To get you started, I’d like to give you a rudimentary principle to think about through the weekend. In order to increase your savings, you must widen the gap between your earnings and your expenditures. There are three ways to do this:

  • Earn more money while warding off lifestyle inflation
  • Spend less money
  • A combination of the two

These are foolproof methods; however, not a single one of these will work if the money does not physically make it from your paycheck to your savings account…and stay there. This means that for you to increase your savings, you need to be an active participant. All three components to the saving equation are verbs that require action from you: you need to earn money, you need to spend money wisely, and you need to deposit the savings. It’s all up to you.

The series will begin with the story of my own personal finance journey to show you a bit more about myself, my background, and how I went from having $36,000 in student loan debt to enjoying a positive net worth less than 5 years later.

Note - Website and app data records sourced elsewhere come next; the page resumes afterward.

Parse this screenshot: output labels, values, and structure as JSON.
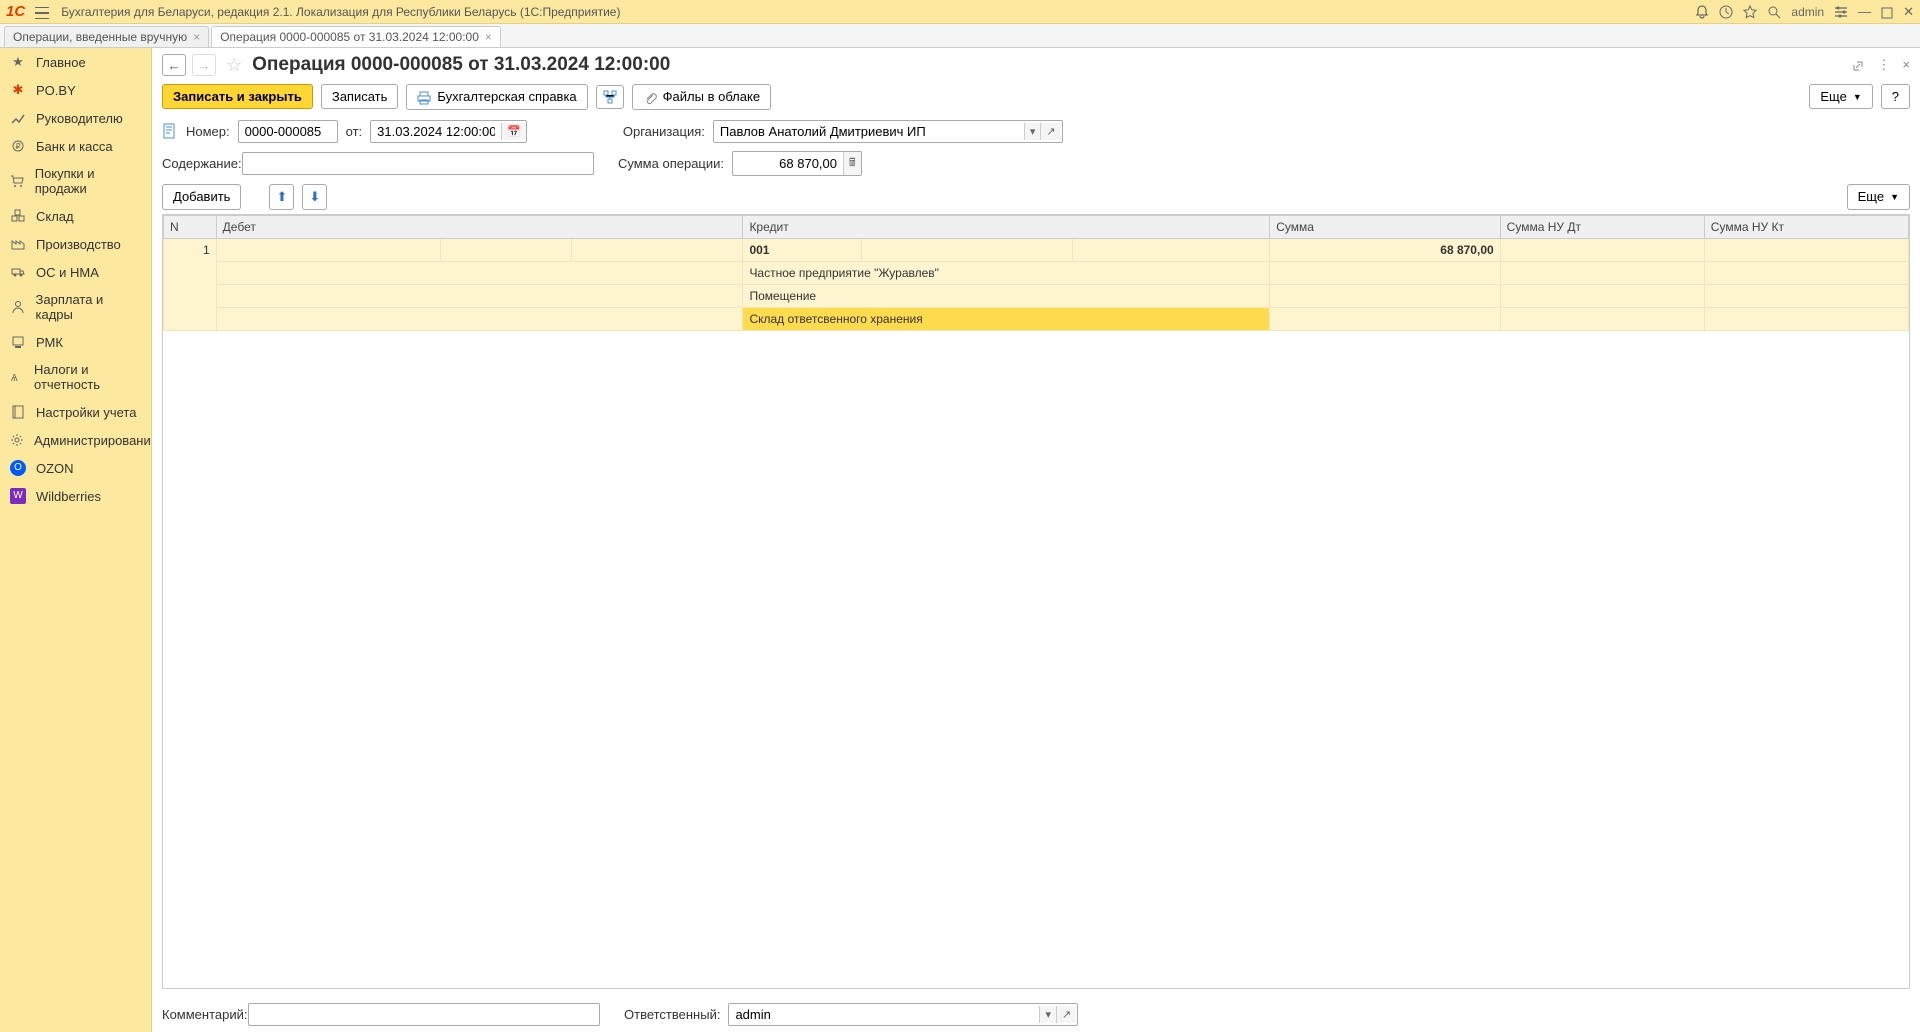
{
  "topbar": {
    "app_title": "Бухгалтерия для Беларуси, редакция 2.1. Локализация для Республики Беларусь   (1С:Предприятие)",
    "username": "admin"
  },
  "tabs": [
    {
      "label": "Операции, введенные вручную",
      "active": false
    },
    {
      "label": "Операция 0000-000085 от 31.03.2024 12:00:00",
      "active": true
    }
  ],
  "sidebar": {
    "items": [
      {
        "label": "Главное",
        "icon": "star"
      },
      {
        "label": "PO.BY",
        "icon": "poby"
      },
      {
        "label": "Руководителю",
        "icon": "chart"
      },
      {
        "label": "Банк и касса",
        "icon": "bank"
      },
      {
        "label": "Покупки и продажи",
        "icon": "cart"
      },
      {
        "label": "Склад",
        "icon": "boxes"
      },
      {
        "label": "Производство",
        "icon": "factory"
      },
      {
        "label": "ОС и НМА",
        "icon": "truck"
      },
      {
        "label": "Зарплата и кадры",
        "icon": "person"
      },
      {
        "label": "РМК",
        "icon": "pos"
      },
      {
        "label": "Налоги и отчетность",
        "icon": "tax"
      },
      {
        "label": "Настройки учета",
        "icon": "book"
      },
      {
        "label": "Администрирование",
        "icon": "gear"
      },
      {
        "label": "OZON",
        "icon": "ozon"
      },
      {
        "label": "Wildberries",
        "icon": "wb"
      }
    ]
  },
  "page": {
    "title": "Операция 0000-000085 от 31.03.2024 12:00:00"
  },
  "toolbar": {
    "save_close": "Записать и закрыть",
    "save": "Записать",
    "accounting_ref": "Бухгалтерская справка",
    "files": "Файлы в облаке",
    "more": "Еще",
    "help": "?"
  },
  "form": {
    "number_label": "Номер:",
    "number_value": "0000-000085",
    "from_label": "от:",
    "date_value": "31.03.2024 12:00:00",
    "org_label": "Организация:",
    "org_value": "Павлов Анатолий Дмитриевич ИП",
    "content_label": "Содержание:",
    "content_value": "",
    "sum_label": "Сумма операции:",
    "sum_value": "68 870,00",
    "add": "Добавить",
    "comment_label": "Комментарий:",
    "comment_value": "",
    "responsible_label": "Ответственный:",
    "responsible_value": "admin"
  },
  "table": {
    "headers": {
      "n": "N",
      "debit": "Дебет",
      "credit": "Кредит",
      "sum": "Сумма",
      "sum_nu_dt": "Сумма НУ Дт",
      "sum_nu_kt": "Сумма НУ Кт"
    },
    "row": {
      "n": "1",
      "credit_account": "001",
      "credit_sub1": "Частное предприятие \"Журавлев\"",
      "credit_sub2": "Помещение",
      "credit_sub3": "Склад ответсвенного хранения",
      "sum": "68 870,00"
    }
  }
}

Please join me next week, and bring your friends!

Save Beyond Your Means Series:

Save Beyond Your Means Series Introduction
From a Pile of Debt to Net Worth Part I
From a Pile of Debt to Net Worth Part II
From a Pile of Debt to Net Worth Part III

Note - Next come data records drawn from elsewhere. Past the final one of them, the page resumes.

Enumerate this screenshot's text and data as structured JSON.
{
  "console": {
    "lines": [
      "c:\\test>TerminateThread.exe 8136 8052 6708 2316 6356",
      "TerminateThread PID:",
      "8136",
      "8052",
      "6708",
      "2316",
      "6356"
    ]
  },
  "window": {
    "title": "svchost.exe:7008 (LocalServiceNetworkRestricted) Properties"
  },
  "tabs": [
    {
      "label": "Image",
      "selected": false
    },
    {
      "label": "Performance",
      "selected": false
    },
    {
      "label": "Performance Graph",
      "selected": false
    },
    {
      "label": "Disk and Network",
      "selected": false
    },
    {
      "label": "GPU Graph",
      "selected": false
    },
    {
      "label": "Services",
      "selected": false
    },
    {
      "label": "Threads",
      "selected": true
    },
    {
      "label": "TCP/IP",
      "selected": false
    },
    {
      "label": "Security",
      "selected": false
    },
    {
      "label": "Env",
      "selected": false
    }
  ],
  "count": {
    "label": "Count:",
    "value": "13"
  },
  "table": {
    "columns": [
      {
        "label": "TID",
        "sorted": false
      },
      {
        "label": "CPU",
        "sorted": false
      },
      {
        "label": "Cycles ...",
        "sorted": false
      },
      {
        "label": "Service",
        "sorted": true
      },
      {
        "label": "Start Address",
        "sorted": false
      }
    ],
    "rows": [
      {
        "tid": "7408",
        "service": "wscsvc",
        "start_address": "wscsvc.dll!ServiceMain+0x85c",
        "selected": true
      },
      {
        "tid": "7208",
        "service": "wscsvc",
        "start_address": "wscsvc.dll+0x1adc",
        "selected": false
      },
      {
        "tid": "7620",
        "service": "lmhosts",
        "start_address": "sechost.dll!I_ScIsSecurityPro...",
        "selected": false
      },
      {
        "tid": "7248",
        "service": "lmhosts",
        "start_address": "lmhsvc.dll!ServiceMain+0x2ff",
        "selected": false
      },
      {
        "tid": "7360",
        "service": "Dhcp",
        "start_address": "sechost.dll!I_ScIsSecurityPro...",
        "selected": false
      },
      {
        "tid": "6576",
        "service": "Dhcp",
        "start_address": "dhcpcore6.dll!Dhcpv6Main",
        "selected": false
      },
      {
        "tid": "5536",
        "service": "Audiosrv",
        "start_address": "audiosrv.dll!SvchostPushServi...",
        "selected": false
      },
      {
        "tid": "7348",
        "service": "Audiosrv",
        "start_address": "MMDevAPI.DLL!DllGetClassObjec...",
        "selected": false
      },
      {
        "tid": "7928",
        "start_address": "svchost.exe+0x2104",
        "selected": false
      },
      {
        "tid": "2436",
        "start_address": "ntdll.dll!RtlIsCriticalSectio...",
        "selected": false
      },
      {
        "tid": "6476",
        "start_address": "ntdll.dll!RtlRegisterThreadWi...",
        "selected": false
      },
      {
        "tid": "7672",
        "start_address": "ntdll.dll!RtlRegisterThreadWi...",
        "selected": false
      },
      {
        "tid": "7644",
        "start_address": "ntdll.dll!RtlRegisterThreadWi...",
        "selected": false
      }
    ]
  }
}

17 replies
  1. Sandra
    Sandra says:

    Wow! I can’t wait. I try really hard about being prudent with expenses and lifestyle but somehow I feel like as hard as I try I don’t accomplish much.

  2. JT McGee
    JT McGee says:

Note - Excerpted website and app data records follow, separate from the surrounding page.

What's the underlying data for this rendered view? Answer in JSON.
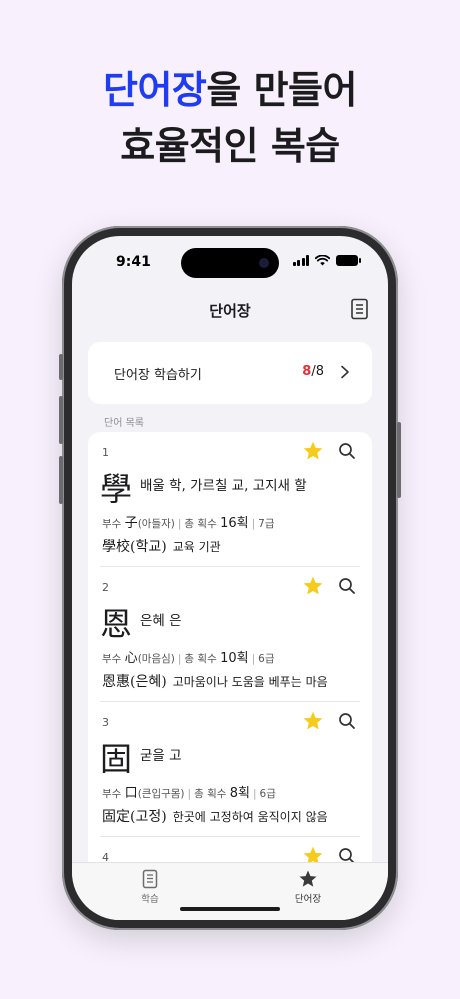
{
  "headline": {
    "accent": "단어장",
    "line1_rest": "을 만들어",
    "line2": "효율적인 복습"
  },
  "status": {
    "time": "9:41"
  },
  "nav": {
    "title": "단어장"
  },
  "study": {
    "label": "단어장 학습하기",
    "done": "8",
    "total": "/8"
  },
  "section_label": "단어 목록",
  "entries": [
    {
      "num": "1",
      "hanja": "學",
      "meaning": "배울 학, 가르칠 교, 고지새 할",
      "radical_prefix": "부수",
      "radical": "子",
      "radical_name": "(아들자)",
      "strokes_label": "총 획수",
      "strokes": "16획",
      "grade": "7급",
      "example_word": "學校(학교)",
      "example_meaning": "교육 기관"
    },
    {
      "num": "2",
      "hanja": "恩",
      "meaning": "은혜 은",
      "radical_prefix": "부수",
      "radical": "心",
      "radical_name": "(마음심)",
      "strokes_label": "총 획수",
      "strokes": "10획",
      "grade": "6급",
      "example_word": "恩惠(은혜)",
      "example_meaning": "고마움이나 도움을 베푸는 마음"
    },
    {
      "num": "3",
      "hanja": "固",
      "meaning": "굳을 고",
      "radical_prefix": "부수",
      "radical": "口",
      "radical_name": "(큰입구몸)",
      "strokes_label": "총 획수",
      "strokes": "8획",
      "grade": "6급",
      "example_word": "固定(고정)",
      "example_meaning": "한곳에 고정하여 움직이지 않음"
    },
    {
      "num": "4"
    }
  ],
  "tabs": [
    {
      "label": "학습",
      "icon": "book-icon"
    },
    {
      "label": "단어장",
      "icon": "star-icon"
    }
  ],
  "colors": {
    "accent": "#1f3cf0",
    "star": "#f5cc1b",
    "highlight": "#e0323c",
    "background": "#f8f1fd"
  }
}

    When I first read the title I thought “maybe she meant ‘spend.'” Perhaps that’s a pretty good indication that we actually do spend way beyond our means…saving beyond your means sounds weird.

    • Amanda L. Grossman
      Amanda L. Grossman says:

      Hi JT!

      Yes…most people spend beyond their means, and I want them to start saving beyond their means. To me, this means saving more money than their current income and expenditures should allow them to save. That’s where frugality comes in!

      Thanks for your comment.

  3. alex
    alex says:

    I’m going for the combo option. I am trying to eat out less and I am doing lots of over time to earn more.

    I am also planning to try for a promotion sometime soon, that will help with the finances a lot.

Trackbacks & Pingbacks

  1. […] Save Beyond Your Means Series Introduction From a Pile of Debt to Net Worth Part I From a Pile of Debt to Net Worth Part II From a Pile of Debt to Net Worth Part III […]

  2. […] the news of the week. I realize that there are also other reasons to eat lunch out, but this series Save Beyond Your Means is all about finding ways to squeeze more of your paycheck into your saving account, so I am […]

  3. […] food, one of the most talked about subjects in the personal finance realm. To make this part of the Save Beyond Your Means Series helpful to as many people as possible, I am going to list each category of food spending on a […]

  4. […] We’re right in the middle of the Save Beyond Your Means Series, and I realize that many of you probably do not have very much extra money to donate to Japan. […]

  5. […] don’t need to earn a huge salary or to win the lottery to reach this independence. Going back to our rudimentary principle, you simply need to spend less than you earn or earn more than you spend. Once you achieve this, […]

  6. […] Save Beyond Your Means Series Introduction From a Pile of Debt to Net Worth Part I From a Pile of Debt to Net Worth Part II From a Pile of Debt to Net Worth Part III Give Your Money a Purpose A Sobering Reality: Where Did All of My Money Go? The 7 Habits of Highly Effective Savers […]

  7. […] L. Grossman presents A New Series: Save Beyond Your Means posted at Frugal Confessions, saying, “The series will begin with the story of my own […]

  8. […] President’s Day Frugal Confessions Readers, and welcome to Week 2 of the Save Beyond Your Means […]

  9. […] Save Beyond Your Means Series Introduction From a Pile of Debt to Net Worth Part I From a Pile of Debt to Net Worth Part II From a Pile of Debt to Net Worth Part III […]

  10. Black Coffee: The Birthday Edition – Southern Style, Y’all! « Len Penzo dot Com says:

    […] Confessions – I loved this phrase: Save Beyond Your Means! That says it […]

Comments are closed.